### Work to be completed
Below are the records; copy out every line that holds the word "Rock".
>>>
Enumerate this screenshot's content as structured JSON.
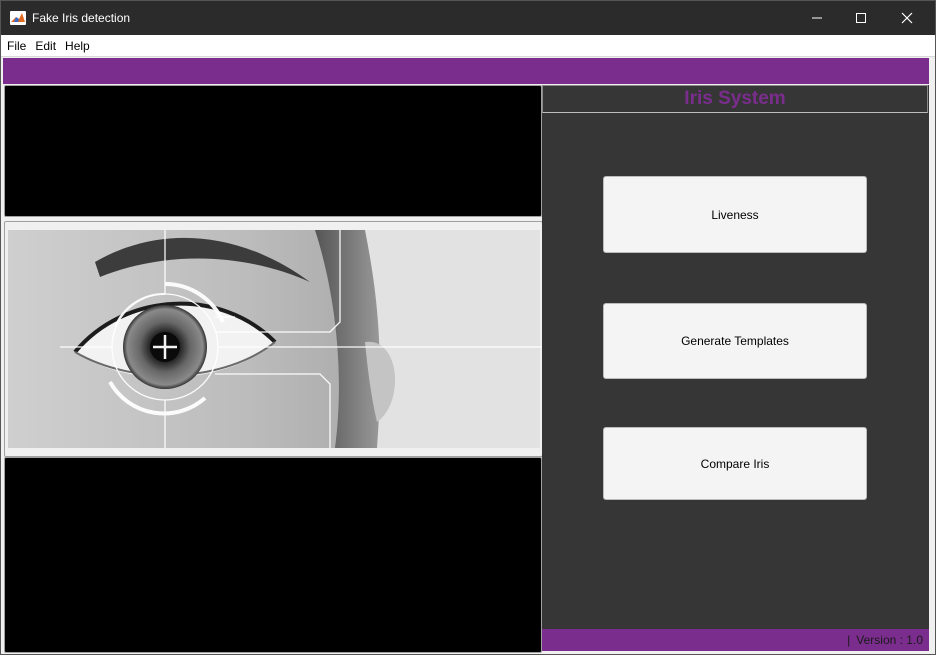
{
  "window": {
    "title": "Fake Iris detection"
  },
  "menu": {
    "items": [
      "File",
      "Edit",
      "Help"
    ]
  },
  "right_panel": {
    "title": "Iris System",
    "buttons": [
      "Liveness",
      "Generate Templates",
      "Compare Iris"
    ]
  },
  "status": {
    "separator": "|",
    "version": "Version : 1.0"
  },
  "colors": {
    "accent": "#7b2d8e",
    "panel_bg": "#363636",
    "titlebar": "#2b2b2b"
  },
  "icons": [
    "matlab-logo-icon",
    "minimize-icon",
    "maximize-icon",
    "close-icon"
  ]
}
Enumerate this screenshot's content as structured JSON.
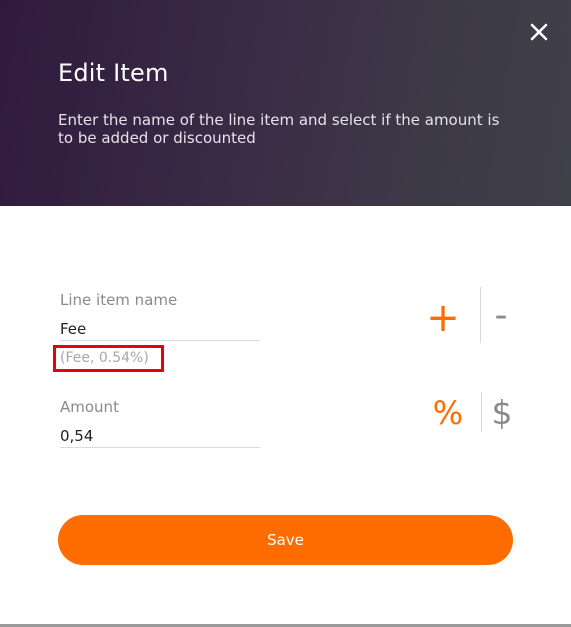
{
  "dialog": {
    "title": "Edit Item",
    "subtitle": "Enter the name of the line item and select if the amount is to be added or discounted",
    "close_icon": "close-icon",
    "fields": {
      "name": {
        "label": "Line item name",
        "value": "Fee",
        "hint": "(Fee, 0.54%)"
      },
      "amount": {
        "label": "Amount",
        "value": "0,54"
      }
    },
    "toggles": {
      "add": {
        "symbol": "+",
        "selected": true
      },
      "discount": {
        "symbol": "-",
        "selected": false
      },
      "percent": {
        "symbol": "%",
        "selected": true
      },
      "dollar": {
        "symbol": "$",
        "selected": false
      }
    },
    "save_label": "Save"
  },
  "colors": {
    "accent": "#ff6d00",
    "inactive": "#8a8a8a",
    "highlight_box": "#e8000c",
    "header_start": "#2f1a3d",
    "header_end": "#404049"
  }
}
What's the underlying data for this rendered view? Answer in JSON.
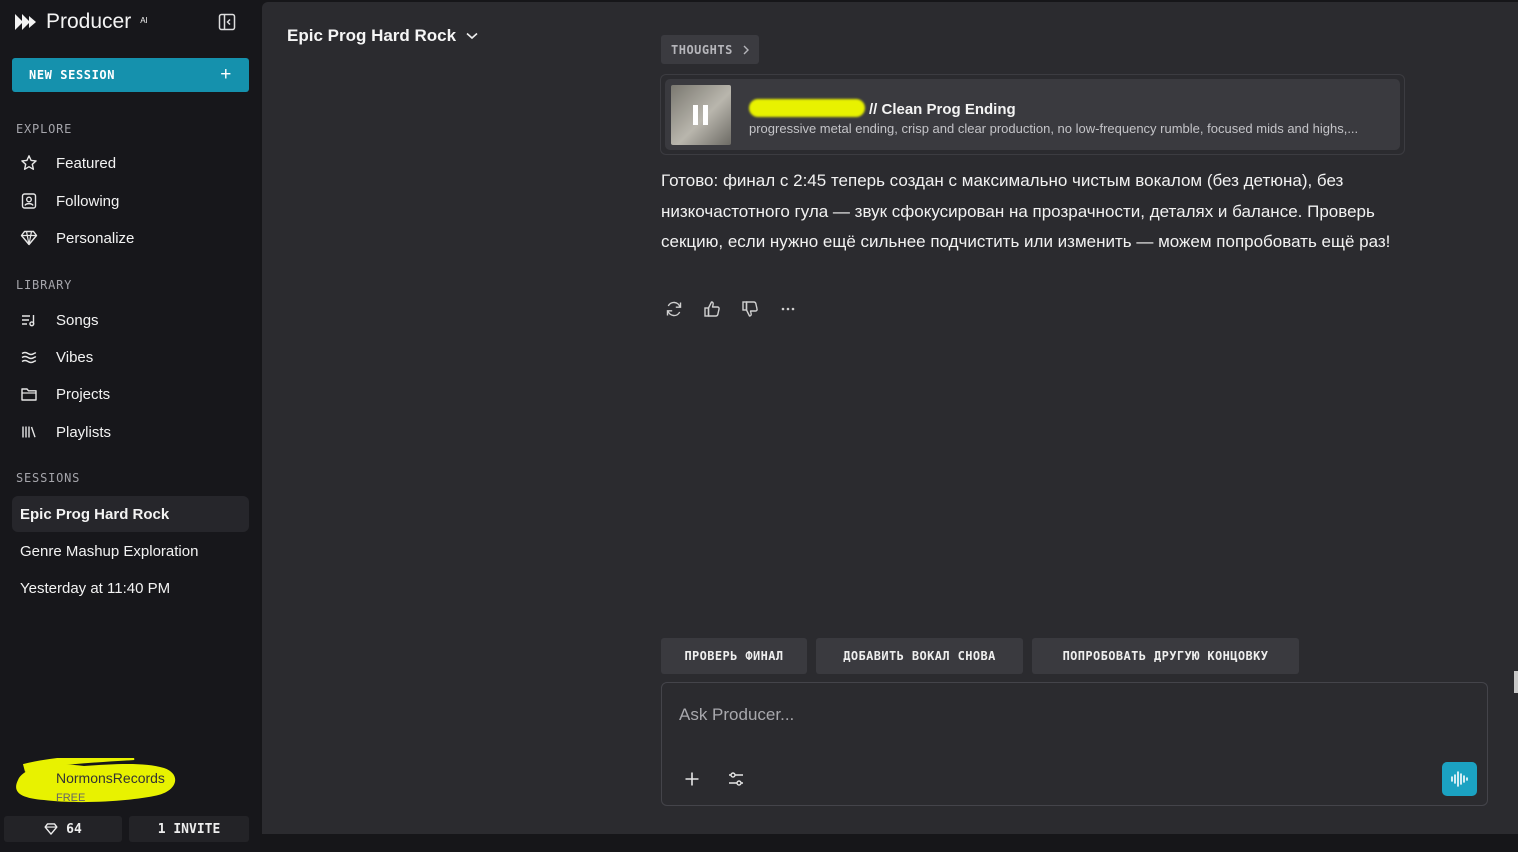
{
  "app": {
    "name": "Producer",
    "badge": "AI"
  },
  "sidebar": {
    "new_session_label": "NEW SESSION",
    "explore_label": "EXPLORE",
    "explore_items": [
      {
        "label": "Featured",
        "icon": "star-icon"
      },
      {
        "label": "Following",
        "icon": "person-badge-icon"
      },
      {
        "label": "Personalize",
        "icon": "diamond-icon"
      }
    ],
    "library_label": "LIBRARY",
    "library_items": [
      {
        "label": "Songs",
        "icon": "song-list-icon"
      },
      {
        "label": "Vibes",
        "icon": "waves-icon"
      },
      {
        "label": "Projects",
        "icon": "folder-icon"
      },
      {
        "label": "Playlists",
        "icon": "library-icon"
      }
    ],
    "sessions_label": "SESSIONS",
    "sessions": [
      {
        "label": "Epic Prog Hard Rock",
        "active": true
      },
      {
        "label": "Genre Mashup Exploration",
        "active": false
      },
      {
        "label": "Yesterday at 11:40 PM",
        "active": false
      }
    ],
    "user": {
      "name": "NormonsRecords",
      "plan": "FREE"
    },
    "credits": "64",
    "invite_label": "1 INVITE"
  },
  "main": {
    "session_title": "Epic Prog Hard Rock",
    "thoughts_label": "THOUGHTS",
    "song": {
      "title": "// Clean Prog Ending",
      "description": "progressive metal ending, crisp and clear production, no low-frequency rumble, focused mids and highs,..."
    },
    "message": "Готово: финал с 2:45 теперь создан с максимально чистым вокалом (без детюна), без низкочастотного гула — звук сфокусирован на прозрачности, деталях и балансе. Проверь секцию, если нужно ещё сильнее подчистить или изменить — можем попробовать ещё раз!",
    "suggestions": [
      "ПРОВЕРЬ ФИНАЛ",
      "ДОБАВИТЬ ВОКАЛ СНОВА",
      "ПОПРОБОВАТЬ ДРУГУЮ КОНЦОВКУ"
    ],
    "composer_placeholder": "Ask Producer..."
  },
  "colors": {
    "accent": "#1591ad",
    "voice": "#1ba2c2",
    "highlight": "#e8f200"
  }
}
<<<
### Result
        "label": "Epic Prog Hard Rock",
    "session_title": "Epic Prog Hard Rock",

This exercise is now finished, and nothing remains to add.